* _ACTIVITY_: Tally the lines of the listing below in which the string "Info" occurs, and give the tally alone.

* _DATA FOR THIS EXERCISE_:
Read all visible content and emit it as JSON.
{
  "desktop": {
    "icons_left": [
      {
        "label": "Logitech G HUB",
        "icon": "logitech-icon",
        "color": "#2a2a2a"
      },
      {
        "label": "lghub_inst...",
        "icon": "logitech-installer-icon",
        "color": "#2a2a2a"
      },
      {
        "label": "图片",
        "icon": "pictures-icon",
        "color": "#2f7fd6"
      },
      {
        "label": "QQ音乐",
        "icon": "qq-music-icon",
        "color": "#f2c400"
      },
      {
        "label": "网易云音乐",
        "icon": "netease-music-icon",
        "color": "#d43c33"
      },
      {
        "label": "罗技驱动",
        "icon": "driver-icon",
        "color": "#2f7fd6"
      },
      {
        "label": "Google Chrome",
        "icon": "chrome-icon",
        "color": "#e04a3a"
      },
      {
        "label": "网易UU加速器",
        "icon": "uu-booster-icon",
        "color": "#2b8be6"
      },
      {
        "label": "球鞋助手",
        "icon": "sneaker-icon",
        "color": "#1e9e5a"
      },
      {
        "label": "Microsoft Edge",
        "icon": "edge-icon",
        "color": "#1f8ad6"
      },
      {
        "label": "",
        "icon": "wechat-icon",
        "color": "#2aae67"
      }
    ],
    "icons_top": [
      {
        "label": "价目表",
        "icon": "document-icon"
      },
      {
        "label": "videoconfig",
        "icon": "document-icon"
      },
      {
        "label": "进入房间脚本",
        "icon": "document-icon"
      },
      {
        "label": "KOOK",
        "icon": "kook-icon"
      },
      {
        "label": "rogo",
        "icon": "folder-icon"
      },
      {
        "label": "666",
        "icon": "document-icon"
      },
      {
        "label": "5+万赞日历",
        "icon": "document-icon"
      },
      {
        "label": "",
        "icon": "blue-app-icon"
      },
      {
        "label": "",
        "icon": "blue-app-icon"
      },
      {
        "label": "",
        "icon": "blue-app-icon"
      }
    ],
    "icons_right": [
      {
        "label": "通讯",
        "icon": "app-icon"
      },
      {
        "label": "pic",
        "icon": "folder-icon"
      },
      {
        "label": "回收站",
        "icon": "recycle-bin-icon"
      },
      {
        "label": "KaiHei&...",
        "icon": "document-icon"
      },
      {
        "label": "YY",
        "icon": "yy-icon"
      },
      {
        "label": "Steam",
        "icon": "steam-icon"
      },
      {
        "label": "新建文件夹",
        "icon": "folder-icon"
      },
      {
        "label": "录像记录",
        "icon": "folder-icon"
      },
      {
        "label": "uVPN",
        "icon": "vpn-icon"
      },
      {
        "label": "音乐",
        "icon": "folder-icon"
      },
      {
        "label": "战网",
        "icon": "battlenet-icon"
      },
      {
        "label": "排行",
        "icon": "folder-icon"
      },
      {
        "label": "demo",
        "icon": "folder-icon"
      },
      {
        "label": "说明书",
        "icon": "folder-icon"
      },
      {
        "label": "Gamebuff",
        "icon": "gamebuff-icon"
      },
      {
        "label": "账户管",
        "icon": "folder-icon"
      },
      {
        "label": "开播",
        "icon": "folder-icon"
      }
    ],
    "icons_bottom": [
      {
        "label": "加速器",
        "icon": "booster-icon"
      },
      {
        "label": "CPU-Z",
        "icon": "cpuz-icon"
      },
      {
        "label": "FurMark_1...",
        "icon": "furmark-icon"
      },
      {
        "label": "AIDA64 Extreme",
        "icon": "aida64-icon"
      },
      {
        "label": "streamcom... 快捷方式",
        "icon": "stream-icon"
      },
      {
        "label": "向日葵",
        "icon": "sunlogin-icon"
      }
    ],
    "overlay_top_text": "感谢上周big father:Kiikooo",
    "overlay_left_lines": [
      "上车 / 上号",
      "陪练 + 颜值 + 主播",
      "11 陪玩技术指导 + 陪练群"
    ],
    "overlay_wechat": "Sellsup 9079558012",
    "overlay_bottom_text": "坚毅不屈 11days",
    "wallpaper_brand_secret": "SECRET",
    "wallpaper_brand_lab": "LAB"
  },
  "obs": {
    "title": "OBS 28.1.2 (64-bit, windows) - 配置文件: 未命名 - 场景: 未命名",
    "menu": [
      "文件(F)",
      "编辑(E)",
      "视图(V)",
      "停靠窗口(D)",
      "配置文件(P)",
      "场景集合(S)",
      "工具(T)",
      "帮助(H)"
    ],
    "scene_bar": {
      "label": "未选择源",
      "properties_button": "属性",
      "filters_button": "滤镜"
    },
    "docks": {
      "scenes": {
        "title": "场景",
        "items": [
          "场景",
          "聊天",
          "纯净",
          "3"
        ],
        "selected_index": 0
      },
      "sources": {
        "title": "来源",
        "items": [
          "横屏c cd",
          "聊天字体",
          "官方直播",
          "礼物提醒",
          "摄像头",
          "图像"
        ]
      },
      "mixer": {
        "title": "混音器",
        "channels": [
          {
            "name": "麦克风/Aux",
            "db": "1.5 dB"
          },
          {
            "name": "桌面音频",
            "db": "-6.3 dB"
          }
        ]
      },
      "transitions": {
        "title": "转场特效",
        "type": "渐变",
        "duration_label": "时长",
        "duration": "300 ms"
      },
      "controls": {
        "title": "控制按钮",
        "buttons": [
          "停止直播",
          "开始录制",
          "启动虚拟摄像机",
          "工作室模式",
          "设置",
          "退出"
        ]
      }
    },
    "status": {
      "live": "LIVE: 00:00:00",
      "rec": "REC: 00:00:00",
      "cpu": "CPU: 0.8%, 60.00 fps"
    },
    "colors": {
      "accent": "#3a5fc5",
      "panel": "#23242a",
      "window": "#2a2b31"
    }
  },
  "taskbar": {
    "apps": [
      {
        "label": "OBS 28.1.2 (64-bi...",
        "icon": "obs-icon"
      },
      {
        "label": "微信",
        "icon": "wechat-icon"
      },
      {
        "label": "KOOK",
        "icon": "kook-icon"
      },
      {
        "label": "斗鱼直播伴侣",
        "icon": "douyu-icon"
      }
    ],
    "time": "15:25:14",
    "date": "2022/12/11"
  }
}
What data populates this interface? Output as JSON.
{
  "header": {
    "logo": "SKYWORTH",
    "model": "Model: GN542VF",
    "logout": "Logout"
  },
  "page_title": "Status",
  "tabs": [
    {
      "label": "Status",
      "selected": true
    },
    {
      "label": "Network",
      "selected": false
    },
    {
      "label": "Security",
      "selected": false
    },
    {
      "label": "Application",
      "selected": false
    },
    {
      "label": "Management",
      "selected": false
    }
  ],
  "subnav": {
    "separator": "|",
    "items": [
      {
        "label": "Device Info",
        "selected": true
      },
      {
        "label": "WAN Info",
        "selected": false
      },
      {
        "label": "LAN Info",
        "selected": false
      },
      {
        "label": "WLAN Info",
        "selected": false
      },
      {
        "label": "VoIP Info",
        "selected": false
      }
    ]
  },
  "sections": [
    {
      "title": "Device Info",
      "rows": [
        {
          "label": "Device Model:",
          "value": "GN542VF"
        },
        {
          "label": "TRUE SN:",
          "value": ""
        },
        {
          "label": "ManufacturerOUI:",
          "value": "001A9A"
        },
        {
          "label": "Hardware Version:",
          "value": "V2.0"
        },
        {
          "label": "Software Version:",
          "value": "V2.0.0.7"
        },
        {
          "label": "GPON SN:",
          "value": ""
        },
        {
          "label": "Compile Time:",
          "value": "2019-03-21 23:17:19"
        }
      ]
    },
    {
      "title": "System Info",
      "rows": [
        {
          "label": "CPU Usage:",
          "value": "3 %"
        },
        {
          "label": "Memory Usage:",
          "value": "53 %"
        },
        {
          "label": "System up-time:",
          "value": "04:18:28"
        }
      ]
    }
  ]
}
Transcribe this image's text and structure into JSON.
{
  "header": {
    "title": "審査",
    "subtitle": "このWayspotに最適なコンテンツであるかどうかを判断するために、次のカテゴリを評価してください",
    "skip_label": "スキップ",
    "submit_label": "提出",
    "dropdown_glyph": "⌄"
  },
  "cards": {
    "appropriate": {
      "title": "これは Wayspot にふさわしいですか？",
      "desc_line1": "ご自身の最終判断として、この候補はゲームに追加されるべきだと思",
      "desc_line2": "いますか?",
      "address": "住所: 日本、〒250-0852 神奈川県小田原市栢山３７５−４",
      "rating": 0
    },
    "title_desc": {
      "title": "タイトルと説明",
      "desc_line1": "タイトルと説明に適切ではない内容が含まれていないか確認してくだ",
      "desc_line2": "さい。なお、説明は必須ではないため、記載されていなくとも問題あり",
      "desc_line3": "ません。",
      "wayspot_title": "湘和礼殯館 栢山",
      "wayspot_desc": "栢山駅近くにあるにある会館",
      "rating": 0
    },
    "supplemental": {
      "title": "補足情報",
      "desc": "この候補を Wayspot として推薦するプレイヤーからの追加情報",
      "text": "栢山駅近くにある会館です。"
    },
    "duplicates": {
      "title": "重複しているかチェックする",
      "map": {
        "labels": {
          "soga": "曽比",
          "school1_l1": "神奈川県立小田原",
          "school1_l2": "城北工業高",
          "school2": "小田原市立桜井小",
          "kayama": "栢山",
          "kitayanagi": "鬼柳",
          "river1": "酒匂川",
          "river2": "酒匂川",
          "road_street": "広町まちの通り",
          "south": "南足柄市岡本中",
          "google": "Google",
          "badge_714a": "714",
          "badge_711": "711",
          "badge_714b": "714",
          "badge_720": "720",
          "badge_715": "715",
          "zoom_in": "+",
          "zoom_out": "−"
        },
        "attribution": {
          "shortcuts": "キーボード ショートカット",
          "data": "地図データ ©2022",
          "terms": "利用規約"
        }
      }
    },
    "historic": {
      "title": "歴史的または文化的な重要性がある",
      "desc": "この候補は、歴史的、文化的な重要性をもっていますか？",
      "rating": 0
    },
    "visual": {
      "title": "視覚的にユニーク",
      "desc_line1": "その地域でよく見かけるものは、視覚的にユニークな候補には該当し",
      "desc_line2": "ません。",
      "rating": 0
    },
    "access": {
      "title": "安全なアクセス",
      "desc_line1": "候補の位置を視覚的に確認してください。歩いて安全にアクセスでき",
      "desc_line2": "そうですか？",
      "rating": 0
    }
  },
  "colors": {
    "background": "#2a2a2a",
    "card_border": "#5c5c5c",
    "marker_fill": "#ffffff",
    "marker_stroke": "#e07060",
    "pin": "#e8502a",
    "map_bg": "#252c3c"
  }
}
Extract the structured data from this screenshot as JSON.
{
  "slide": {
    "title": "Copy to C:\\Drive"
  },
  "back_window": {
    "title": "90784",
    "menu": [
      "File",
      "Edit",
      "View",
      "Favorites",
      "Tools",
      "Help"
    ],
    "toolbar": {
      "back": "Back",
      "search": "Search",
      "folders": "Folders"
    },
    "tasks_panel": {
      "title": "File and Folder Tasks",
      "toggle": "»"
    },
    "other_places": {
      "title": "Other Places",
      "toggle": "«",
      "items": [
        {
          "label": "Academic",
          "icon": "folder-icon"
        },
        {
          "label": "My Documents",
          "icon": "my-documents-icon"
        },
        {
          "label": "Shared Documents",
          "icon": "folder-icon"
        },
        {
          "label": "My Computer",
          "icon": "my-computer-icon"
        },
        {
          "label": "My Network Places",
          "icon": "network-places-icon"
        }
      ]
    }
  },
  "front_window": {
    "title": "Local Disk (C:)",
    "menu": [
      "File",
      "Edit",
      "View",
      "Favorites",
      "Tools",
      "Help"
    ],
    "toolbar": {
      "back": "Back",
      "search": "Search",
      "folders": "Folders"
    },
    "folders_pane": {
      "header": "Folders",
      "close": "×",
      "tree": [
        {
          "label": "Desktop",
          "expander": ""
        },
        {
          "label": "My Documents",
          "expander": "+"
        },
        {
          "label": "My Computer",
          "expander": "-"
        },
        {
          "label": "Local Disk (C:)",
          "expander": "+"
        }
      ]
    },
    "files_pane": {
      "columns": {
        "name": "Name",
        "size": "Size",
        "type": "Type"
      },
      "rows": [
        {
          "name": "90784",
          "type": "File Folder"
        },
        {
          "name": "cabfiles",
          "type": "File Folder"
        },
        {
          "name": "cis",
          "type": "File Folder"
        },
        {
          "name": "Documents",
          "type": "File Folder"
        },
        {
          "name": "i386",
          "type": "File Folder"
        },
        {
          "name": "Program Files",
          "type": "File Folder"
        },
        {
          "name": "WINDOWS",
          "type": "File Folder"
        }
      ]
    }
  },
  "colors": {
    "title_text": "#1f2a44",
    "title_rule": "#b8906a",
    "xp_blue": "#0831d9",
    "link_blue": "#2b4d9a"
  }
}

* _RESPONSE BOX_: 7